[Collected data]
▽

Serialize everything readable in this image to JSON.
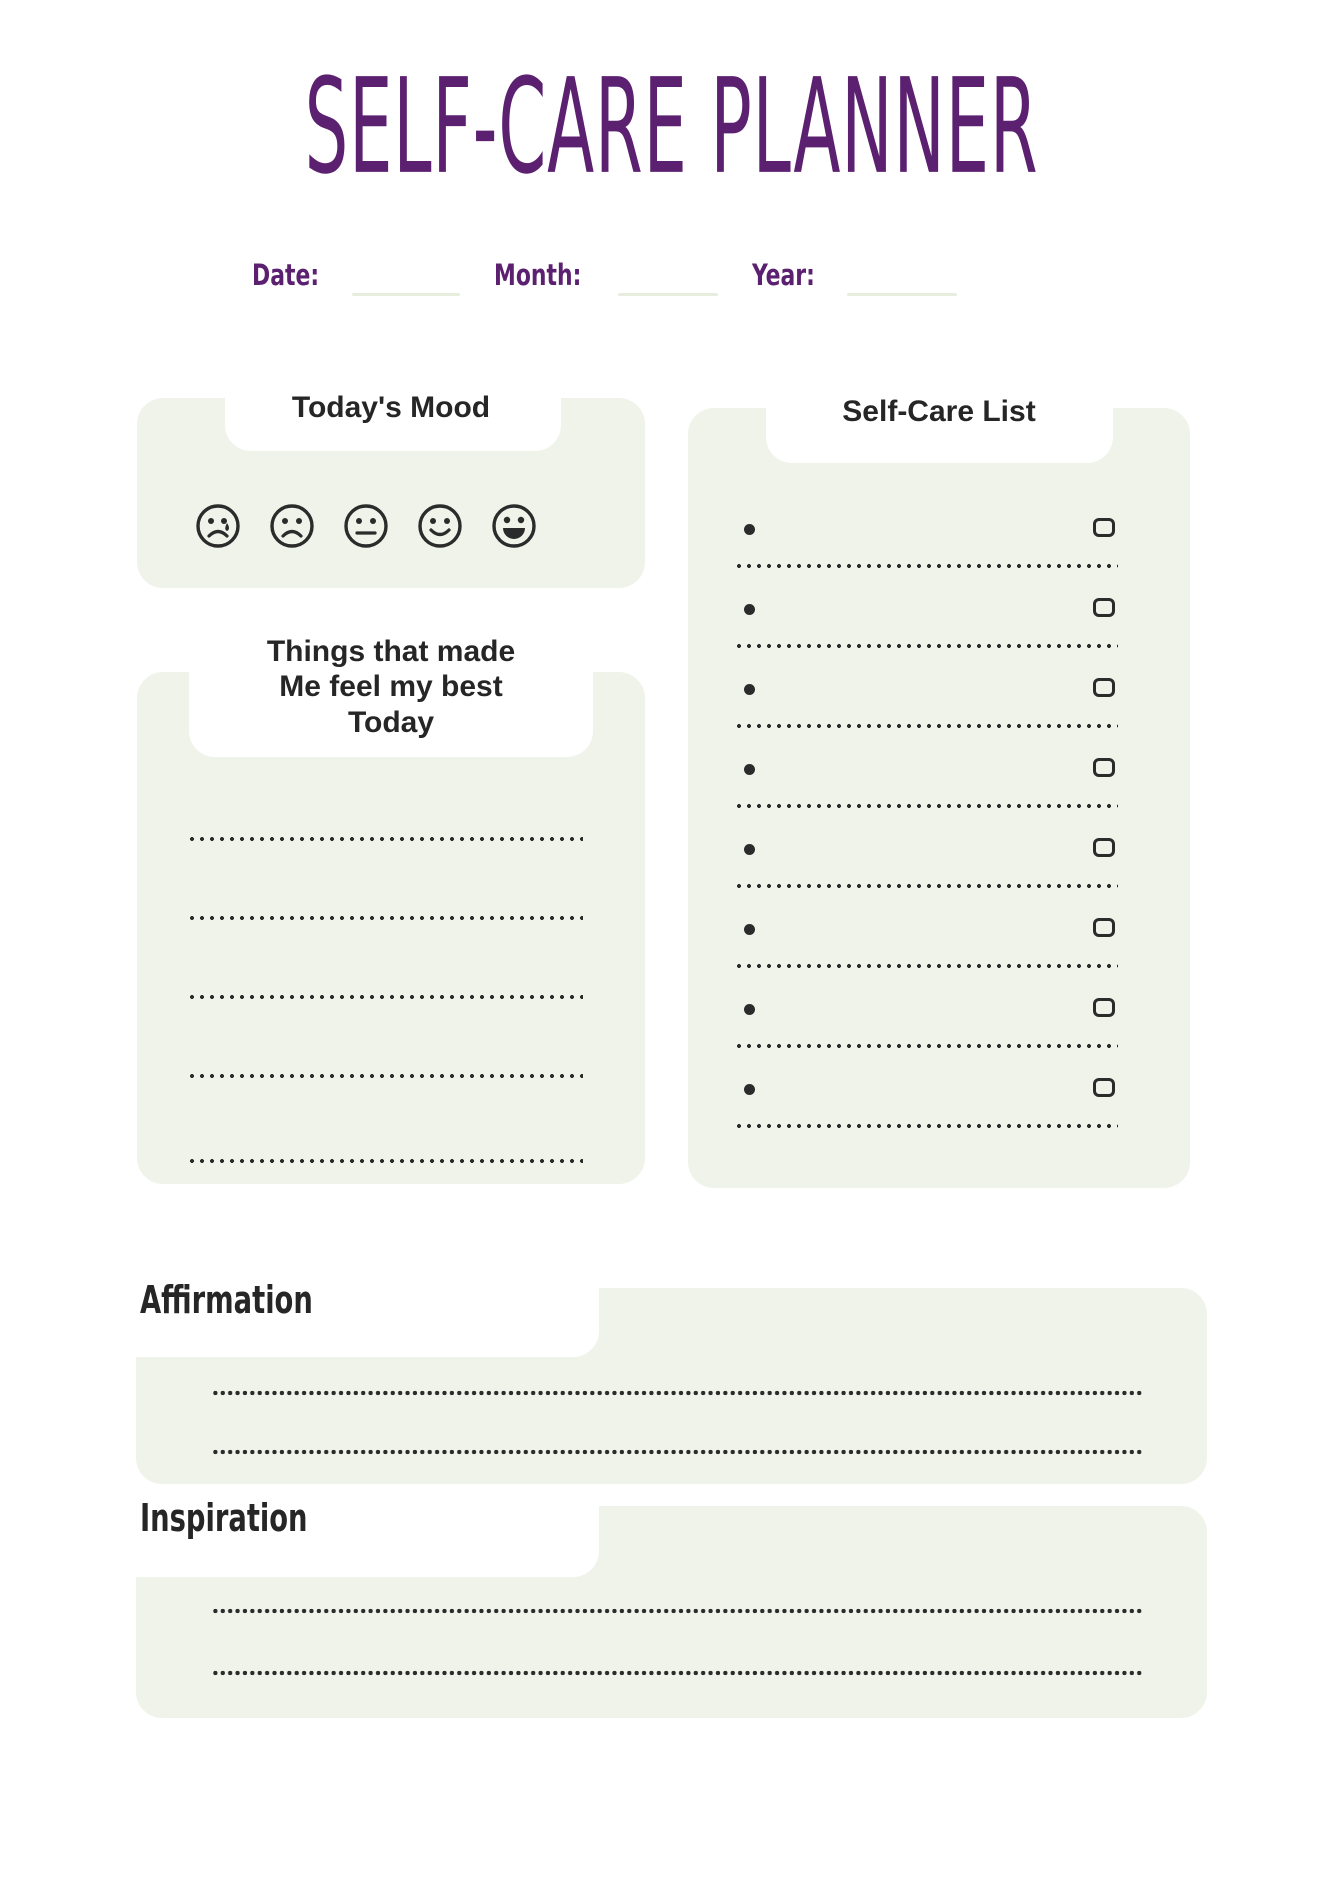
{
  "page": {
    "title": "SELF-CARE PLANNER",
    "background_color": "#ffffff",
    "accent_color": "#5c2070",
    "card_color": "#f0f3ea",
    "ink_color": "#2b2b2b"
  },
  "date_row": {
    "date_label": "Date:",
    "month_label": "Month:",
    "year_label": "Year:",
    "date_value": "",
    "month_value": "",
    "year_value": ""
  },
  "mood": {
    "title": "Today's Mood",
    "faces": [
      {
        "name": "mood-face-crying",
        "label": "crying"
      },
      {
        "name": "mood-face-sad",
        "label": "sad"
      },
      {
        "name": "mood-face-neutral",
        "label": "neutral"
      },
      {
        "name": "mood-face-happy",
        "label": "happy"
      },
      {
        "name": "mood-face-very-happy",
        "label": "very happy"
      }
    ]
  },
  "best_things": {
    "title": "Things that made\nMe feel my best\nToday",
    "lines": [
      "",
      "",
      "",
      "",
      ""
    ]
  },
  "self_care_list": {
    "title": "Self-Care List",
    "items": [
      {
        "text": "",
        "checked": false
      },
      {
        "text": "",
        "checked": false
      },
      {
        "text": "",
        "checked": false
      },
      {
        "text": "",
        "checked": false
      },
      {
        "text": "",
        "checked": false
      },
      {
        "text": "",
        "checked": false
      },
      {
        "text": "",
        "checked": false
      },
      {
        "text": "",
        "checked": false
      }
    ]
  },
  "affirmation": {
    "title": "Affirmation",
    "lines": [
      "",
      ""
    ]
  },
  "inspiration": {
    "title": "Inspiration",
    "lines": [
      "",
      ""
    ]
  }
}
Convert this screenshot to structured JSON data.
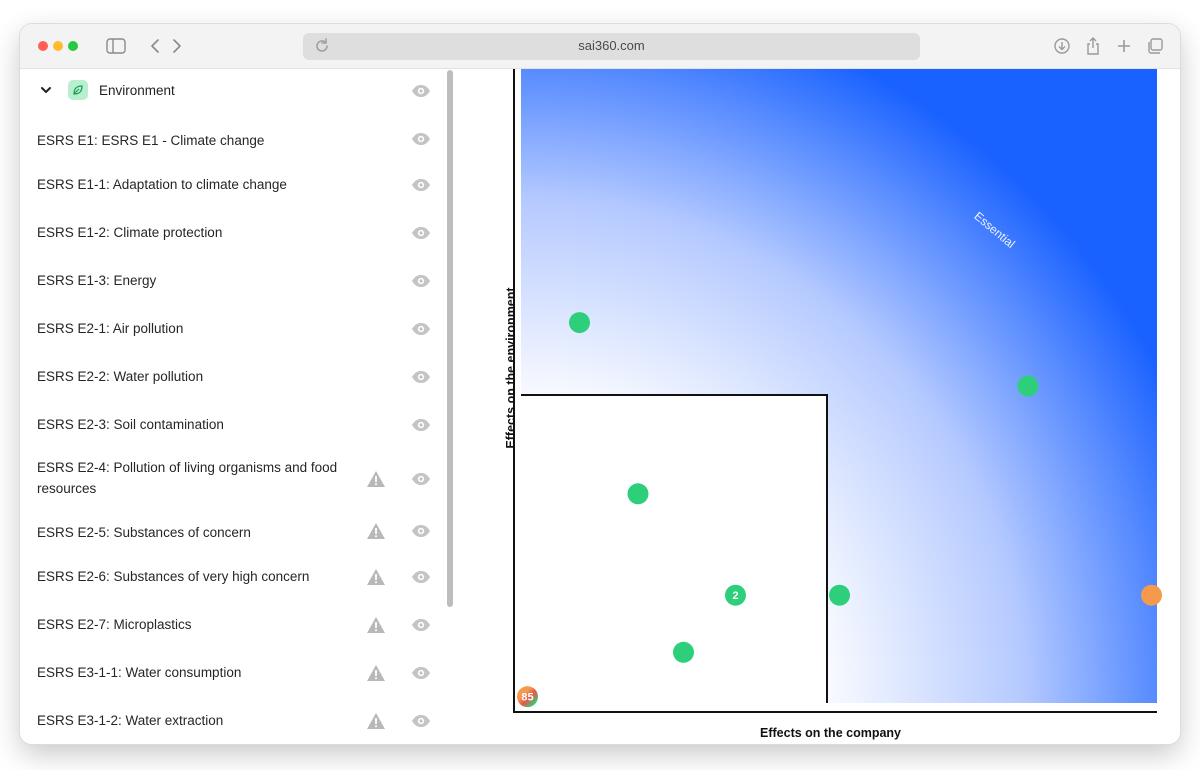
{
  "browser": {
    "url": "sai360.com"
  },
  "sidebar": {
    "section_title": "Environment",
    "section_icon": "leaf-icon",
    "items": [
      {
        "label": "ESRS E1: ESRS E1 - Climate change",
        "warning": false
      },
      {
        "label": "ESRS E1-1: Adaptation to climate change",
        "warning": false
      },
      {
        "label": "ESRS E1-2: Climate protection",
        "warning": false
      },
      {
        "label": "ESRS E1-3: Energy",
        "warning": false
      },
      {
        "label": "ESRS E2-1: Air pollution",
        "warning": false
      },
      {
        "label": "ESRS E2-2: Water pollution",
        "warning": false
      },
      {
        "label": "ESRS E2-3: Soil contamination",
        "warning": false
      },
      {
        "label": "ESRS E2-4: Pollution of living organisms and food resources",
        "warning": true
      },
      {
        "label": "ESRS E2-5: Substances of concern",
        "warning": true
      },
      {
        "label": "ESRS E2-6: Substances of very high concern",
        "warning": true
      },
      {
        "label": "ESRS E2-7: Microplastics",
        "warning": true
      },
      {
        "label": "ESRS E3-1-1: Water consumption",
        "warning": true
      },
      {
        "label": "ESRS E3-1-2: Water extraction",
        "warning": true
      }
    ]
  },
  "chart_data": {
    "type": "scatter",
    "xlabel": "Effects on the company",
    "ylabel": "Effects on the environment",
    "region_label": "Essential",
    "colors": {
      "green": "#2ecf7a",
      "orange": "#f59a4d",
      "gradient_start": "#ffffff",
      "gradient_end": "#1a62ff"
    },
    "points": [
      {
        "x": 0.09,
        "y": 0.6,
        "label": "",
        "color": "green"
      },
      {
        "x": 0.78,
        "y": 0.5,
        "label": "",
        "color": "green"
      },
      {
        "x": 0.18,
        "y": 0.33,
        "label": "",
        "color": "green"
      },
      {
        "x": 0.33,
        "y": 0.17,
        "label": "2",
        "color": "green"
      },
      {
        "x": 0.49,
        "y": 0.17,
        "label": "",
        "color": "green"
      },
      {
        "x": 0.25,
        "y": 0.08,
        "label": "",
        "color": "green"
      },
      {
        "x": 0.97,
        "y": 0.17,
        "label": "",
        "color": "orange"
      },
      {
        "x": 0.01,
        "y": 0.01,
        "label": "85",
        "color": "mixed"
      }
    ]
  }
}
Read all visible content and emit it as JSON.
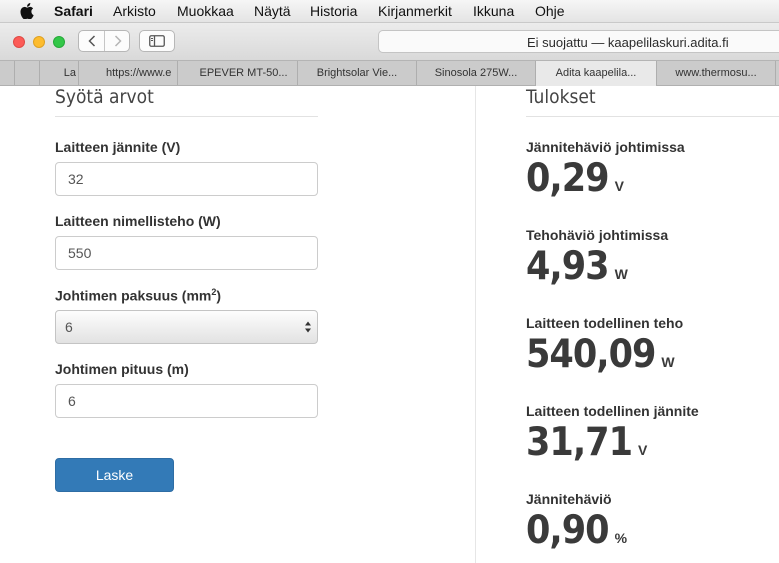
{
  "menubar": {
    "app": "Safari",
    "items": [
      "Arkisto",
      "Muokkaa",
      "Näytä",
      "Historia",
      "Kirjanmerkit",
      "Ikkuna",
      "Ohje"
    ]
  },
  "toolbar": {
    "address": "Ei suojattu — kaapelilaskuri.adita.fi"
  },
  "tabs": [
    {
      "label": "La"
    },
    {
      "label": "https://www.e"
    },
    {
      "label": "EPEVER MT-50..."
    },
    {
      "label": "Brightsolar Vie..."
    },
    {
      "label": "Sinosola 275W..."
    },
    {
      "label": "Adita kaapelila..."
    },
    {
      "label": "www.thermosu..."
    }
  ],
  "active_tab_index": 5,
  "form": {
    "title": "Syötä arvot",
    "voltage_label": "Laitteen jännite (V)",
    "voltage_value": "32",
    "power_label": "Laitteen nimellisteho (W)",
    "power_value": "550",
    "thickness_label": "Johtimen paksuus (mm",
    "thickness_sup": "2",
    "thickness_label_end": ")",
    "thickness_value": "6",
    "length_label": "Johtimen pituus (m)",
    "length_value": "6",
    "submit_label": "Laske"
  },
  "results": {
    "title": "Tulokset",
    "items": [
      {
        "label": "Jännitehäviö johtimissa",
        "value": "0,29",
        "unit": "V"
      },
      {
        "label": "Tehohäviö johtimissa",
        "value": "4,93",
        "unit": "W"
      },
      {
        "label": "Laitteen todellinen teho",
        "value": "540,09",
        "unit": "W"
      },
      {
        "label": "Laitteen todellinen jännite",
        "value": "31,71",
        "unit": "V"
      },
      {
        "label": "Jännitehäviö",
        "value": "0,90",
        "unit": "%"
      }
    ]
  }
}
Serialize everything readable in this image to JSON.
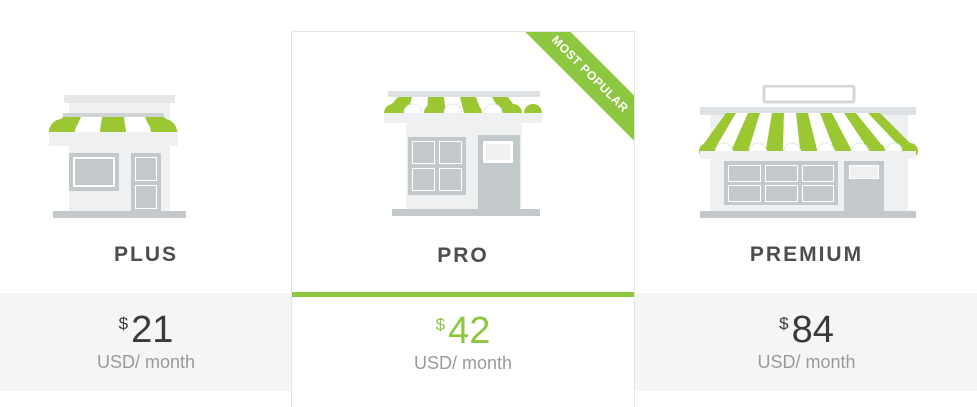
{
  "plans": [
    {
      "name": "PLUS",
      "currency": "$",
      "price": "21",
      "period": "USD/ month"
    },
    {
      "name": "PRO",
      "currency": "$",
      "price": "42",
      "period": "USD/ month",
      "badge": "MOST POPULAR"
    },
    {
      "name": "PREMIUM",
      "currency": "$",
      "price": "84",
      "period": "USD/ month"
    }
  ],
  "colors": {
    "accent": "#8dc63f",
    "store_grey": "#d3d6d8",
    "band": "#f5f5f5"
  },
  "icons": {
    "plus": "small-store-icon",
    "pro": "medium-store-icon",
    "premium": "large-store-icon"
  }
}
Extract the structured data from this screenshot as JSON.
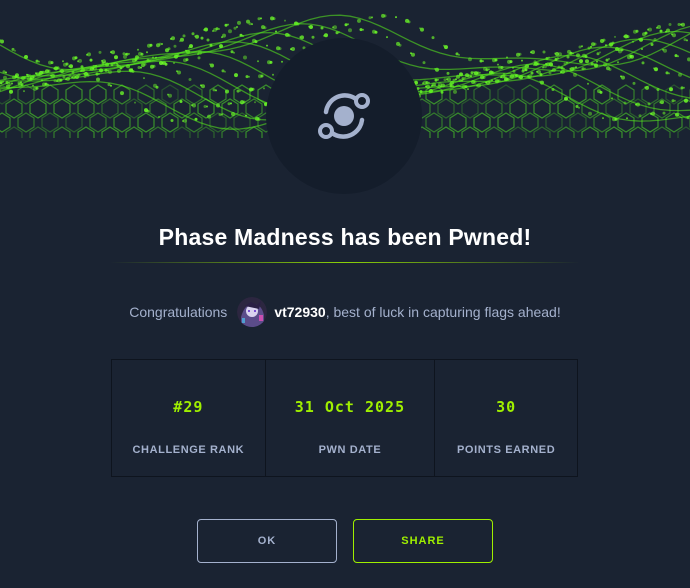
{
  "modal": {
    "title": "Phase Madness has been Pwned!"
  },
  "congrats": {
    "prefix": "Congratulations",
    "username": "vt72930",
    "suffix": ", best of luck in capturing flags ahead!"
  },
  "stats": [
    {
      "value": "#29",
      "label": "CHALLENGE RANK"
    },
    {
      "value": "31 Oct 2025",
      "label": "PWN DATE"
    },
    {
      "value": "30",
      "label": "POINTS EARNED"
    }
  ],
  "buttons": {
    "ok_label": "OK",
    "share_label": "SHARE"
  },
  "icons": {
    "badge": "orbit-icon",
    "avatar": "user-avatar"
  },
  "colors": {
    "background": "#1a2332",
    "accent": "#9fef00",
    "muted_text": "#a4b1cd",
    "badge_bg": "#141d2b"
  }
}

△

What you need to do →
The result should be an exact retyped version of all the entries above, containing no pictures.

Task output →
Serialize everything readable in this image to JSON.
{
  "page": {
    "title": "SELF-CARE PLANNER",
    "background_color": "#ffffff",
    "accent_color": "#5c2070",
    "card_color": "#f0f3ea",
    "ink_color": "#2b2b2b"
  },
  "date_row": {
    "date_label": "Date:",
    "month_label": "Month:",
    "year_label": "Year:",
    "date_value": "",
    "month_value": "",
    "year_value": ""
  },
  "mood": {
    "title": "Today's Mood",
    "faces": [
      {
        "name": "mood-face-crying",
        "label": "crying"
      },
      {
        "name": "mood-face-sad",
        "label": "sad"
      },
      {
        "name": "mood-face-neutral",
        "label": "neutral"
      },
      {
        "name": "mood-face-happy",
        "label": "happy"
      },
      {
        "name": "mood-face-very-happy",
        "label": "very happy"
      }
    ]
  },
  "best_things": {
    "title": "Things that made\nMe feel my best\nToday",
    "lines": [
      "",
      "",
      "",
      "",
      ""
    ]
  },
  "self_care_list": {
    "title": "Self-Care List",
    "items": [
      {
        "text": "",
        "checked": false
      },
      {
        "text": "",
        "checked": false
      },
      {
        "text": "",
        "checked": false
      },
      {
        "text": "",
        "checked": false
      },
      {
        "text": "",
        "checked": false
      },
      {
        "text": "",
        "checked": false
      },
      {
        "text": "",
        "checked": false
      },
      {
        "text": "",
        "checked": false
      }
    ]
  },
  "affirmation": {
    "title": "Affirmation",
    "lines": [
      "",
      ""
    ]
  },
  "inspiration": {
    "title": "Inspiration",
    "lines": [
      "",
      ""
    ]
  }
}
Convert this screenshot to structured JSON data.
{
  "browser": {
    "url": "sai360.com"
  },
  "sidebar": {
    "section_title": "Environment",
    "section_icon": "leaf-icon",
    "items": [
      {
        "label": "ESRS E1: ESRS E1 - Climate change",
        "warning": false
      },
      {
        "label": "ESRS E1-1: Adaptation to climate change",
        "warning": false
      },
      {
        "label": "ESRS E1-2: Climate protection",
        "warning": false
      },
      {
        "label": "ESRS E1-3: Energy",
        "warning": false
      },
      {
        "label": "ESRS E2-1: Air pollution",
        "warning": false
      },
      {
        "label": "ESRS E2-2: Water pollution",
        "warning": false
      },
      {
        "label": "ESRS E2-3: Soil contamination",
        "warning": false
      },
      {
        "label": "ESRS E2-4: Pollution of living organisms and food resources",
        "warning": true
      },
      {
        "label": "ESRS E2-5: Substances of concern",
        "warning": true
      },
      {
        "label": "ESRS E2-6: Substances of very high concern",
        "warning": true
      },
      {
        "label": "ESRS E2-7: Microplastics",
        "warning": true
      },
      {
        "label": "ESRS E3-1-1: Water consumption",
        "warning": true
      },
      {
        "label": "ESRS E3-1-2: Water extraction",
        "warning": true
      }
    ]
  },
  "chart_data": {
    "type": "scatter",
    "xlabel": "Effects on the company",
    "ylabel": "Effects on the environment",
    "region_label": "Essential",
    "colors": {
      "green": "#2ecf7a",
      "orange": "#f59a4d",
      "gradient_start": "#ffffff",
      "gradient_end": "#1a62ff"
    },
    "points": [
      {
        "x": 0.09,
        "y": 0.6,
        "label": "",
        "color": "green"
      },
      {
        "x": 0.78,
        "y": 0.5,
        "label": "",
        "color": "green"
      },
      {
        "x": 0.18,
        "y": 0.33,
        "label": "",
        "color": "green"
      },
      {
        "x": 0.33,
        "y": 0.17,
        "label": "2",
        "color": "green"
      },
      {
        "x": 0.49,
        "y": 0.17,
        "label": "",
        "color": "green"
      },
      {
        "x": 0.25,
        "y": 0.08,
        "label": "",
        "color": "green"
      },
      {
        "x": 0.97,
        "y": 0.17,
        "label": "",
        "color": "orange"
      },
      {
        "x": 0.01,
        "y": 0.01,
        "label": "85",
        "color": "mixed"
      }
    ]
  }
}
Read all visible content and emit it as JSON.
{
  "menubar": {
    "app": "Safari",
    "items": [
      "Arkisto",
      "Muokkaa",
      "Näytä",
      "Historia",
      "Kirjanmerkit",
      "Ikkuna",
      "Ohje"
    ]
  },
  "toolbar": {
    "address": "Ei suojattu — kaapelilaskuri.adita.fi"
  },
  "tabs": [
    {
      "label": "La"
    },
    {
      "label": "https://www.e"
    },
    {
      "label": "EPEVER MT-50..."
    },
    {
      "label": "Brightsolar Vie..."
    },
    {
      "label": "Sinosola 275W..."
    },
    {
      "label": "Adita kaapelila..."
    },
    {
      "label": "www.thermosu..."
    }
  ],
  "active_tab_index": 5,
  "form": {
    "title": "Syötä arvot",
    "voltage_label": "Laitteen jännite (V)",
    "voltage_value": "32",
    "power_label": "Laitteen nimellisteho (W)",
    "power_value": "550",
    "thickness_label": "Johtimen paksuus (mm",
    "thickness_sup": "2",
    "thickness_label_end": ")",
    "thickness_value": "6",
    "length_label": "Johtimen pituus (m)",
    "length_value": "6",
    "submit_label": "Laske"
  },
  "results": {
    "title": "Tulokset",
    "items": [
      {
        "label": "Jännitehäviö johtimissa",
        "value": "0,29",
        "unit": "V"
      },
      {
        "label": "Tehohäviö johtimissa",
        "value": "4,93",
        "unit": "W"
      },
      {
        "label": "Laitteen todellinen teho",
        "value": "540,09",
        "unit": "W"
      },
      {
        "label": "Laitteen todellinen jännite",
        "value": "31,71",
        "unit": "V"
      },
      {
        "label": "Jännitehäviö",
        "value": "0,90",
        "unit": "%"
      }
    ]
  }
}
Serialize everything readable in this image to JSON.
{
  "plans": [
    {
      "name": "PLUS",
      "currency": "$",
      "price": "21",
      "period": "USD/ month"
    },
    {
      "name": "PRO",
      "currency": "$",
      "price": "42",
      "period": "USD/ month",
      "badge": "MOST POPULAR"
    },
    {
      "name": "PREMIUM",
      "currency": "$",
      "price": "84",
      "period": "USD/ month"
    }
  ],
  "colors": {
    "accent": "#8dc63f",
    "store_grey": "#d3d6d8",
    "band": "#f5f5f5"
  },
  "icons": {
    "plus": "small-store-icon",
    "pro": "medium-store-icon",
    "premium": "large-store-icon"
  }
}
Extract the structured data from this screenshot as JSON.
{
  "modal": {
    "title": "Phase Madness has been Pwned!"
  },
  "congrats": {
    "prefix": "Congratulations",
    "username": "vt72930",
    "suffix": ", best of luck in capturing flags ahead!"
  },
  "stats": [
    {
      "value": "#29",
      "label": "CHALLENGE RANK"
    },
    {
      "value": "31 Oct 2025",
      "label": "PWN DATE"
    },
    {
      "value": "30",
      "label": "POINTS EARNED"
    }
  ],
  "buttons": {
    "ok_label": "OK",
    "share_label": "SHARE"
  },
  "icons": {
    "badge": "orbit-icon",
    "avatar": "user-avatar"
  },
  "colors": {
    "background": "#1a2332",
    "accent": "#9fef00",
    "muted_text": "#a4b1cd",
    "badge_bg": "#141d2b"
  }
}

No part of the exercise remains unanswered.